Four rural health centers in medically underserved areas participated in a study to document the implementation of a self-management program. This program consisted of a social marketing plan and decision-making tools to guide patients in making self-management behavior changes. The stages of change constructs of the transtheoretical model were used to design the social marketing plan. Key informant interviews were conducted at 6-month and 9-month intervals to document the implementation process. A standardized set of questions was used in the interviews. The data from the interviews were analyzed using content analysis techniques.


One of the principle findings is that self-management support requires putting a system in place, not just adding a new component to primary care. The health centers that fully implemented the self-management program made an organizational commitment to keep self-management on the agenda in management meetings, clinical staff set the example by adopting self-management behaviors, and patient self-management support was implemented in multiple patient care venues.


Primary care centers with limited financial resources are able to integrate self-management support into their system of chronic illness care.


This is the Authors’ Accepted Manuscript.
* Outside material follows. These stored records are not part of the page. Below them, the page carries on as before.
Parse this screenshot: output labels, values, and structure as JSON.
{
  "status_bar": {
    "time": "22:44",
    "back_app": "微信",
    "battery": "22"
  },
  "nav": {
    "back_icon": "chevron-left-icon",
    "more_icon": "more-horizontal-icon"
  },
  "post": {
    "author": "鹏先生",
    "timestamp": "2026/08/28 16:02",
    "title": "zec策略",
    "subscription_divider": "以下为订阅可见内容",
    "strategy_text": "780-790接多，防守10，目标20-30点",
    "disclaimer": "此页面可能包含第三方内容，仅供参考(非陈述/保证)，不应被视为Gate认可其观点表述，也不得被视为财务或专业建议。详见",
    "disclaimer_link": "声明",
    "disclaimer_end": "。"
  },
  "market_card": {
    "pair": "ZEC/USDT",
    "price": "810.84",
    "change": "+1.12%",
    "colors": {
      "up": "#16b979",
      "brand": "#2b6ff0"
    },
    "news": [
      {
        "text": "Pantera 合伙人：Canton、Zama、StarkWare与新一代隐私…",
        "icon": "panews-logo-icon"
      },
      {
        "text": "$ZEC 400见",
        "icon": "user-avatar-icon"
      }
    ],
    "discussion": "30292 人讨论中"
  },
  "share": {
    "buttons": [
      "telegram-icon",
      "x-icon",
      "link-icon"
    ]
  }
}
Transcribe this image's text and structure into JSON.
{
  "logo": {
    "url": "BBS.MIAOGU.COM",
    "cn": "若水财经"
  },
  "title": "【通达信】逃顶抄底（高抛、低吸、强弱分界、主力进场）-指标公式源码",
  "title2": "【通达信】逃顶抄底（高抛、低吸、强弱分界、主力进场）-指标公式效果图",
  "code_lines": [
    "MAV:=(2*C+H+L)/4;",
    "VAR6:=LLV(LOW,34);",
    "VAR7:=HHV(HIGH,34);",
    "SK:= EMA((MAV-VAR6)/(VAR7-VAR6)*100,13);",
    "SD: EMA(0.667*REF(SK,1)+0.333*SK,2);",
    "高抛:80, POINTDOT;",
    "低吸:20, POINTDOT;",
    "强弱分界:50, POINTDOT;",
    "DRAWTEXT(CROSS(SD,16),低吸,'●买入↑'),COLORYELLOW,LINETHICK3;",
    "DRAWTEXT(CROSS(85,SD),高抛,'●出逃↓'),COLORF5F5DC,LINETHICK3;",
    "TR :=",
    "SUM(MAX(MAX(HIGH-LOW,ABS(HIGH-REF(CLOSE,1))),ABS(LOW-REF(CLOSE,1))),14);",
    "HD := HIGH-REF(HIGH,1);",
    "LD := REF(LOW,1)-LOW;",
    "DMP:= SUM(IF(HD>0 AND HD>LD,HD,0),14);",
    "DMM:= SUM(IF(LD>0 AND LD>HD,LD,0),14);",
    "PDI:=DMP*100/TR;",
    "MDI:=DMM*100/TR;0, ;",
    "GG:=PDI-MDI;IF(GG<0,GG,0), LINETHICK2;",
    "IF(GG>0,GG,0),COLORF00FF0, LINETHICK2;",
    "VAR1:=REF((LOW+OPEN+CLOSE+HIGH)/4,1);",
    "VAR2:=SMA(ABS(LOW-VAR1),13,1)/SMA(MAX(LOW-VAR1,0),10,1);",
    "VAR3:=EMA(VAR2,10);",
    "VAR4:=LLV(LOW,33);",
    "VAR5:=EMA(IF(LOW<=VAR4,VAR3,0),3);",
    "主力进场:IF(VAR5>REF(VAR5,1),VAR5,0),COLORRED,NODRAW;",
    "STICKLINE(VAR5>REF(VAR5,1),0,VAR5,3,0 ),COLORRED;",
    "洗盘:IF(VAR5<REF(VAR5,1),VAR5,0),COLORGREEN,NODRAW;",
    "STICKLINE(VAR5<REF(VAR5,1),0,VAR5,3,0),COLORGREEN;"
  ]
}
The version of record is DOI: 10.1177/0145721707304138 available from Sage Publications at

Copyright © 2007 Sage Publications.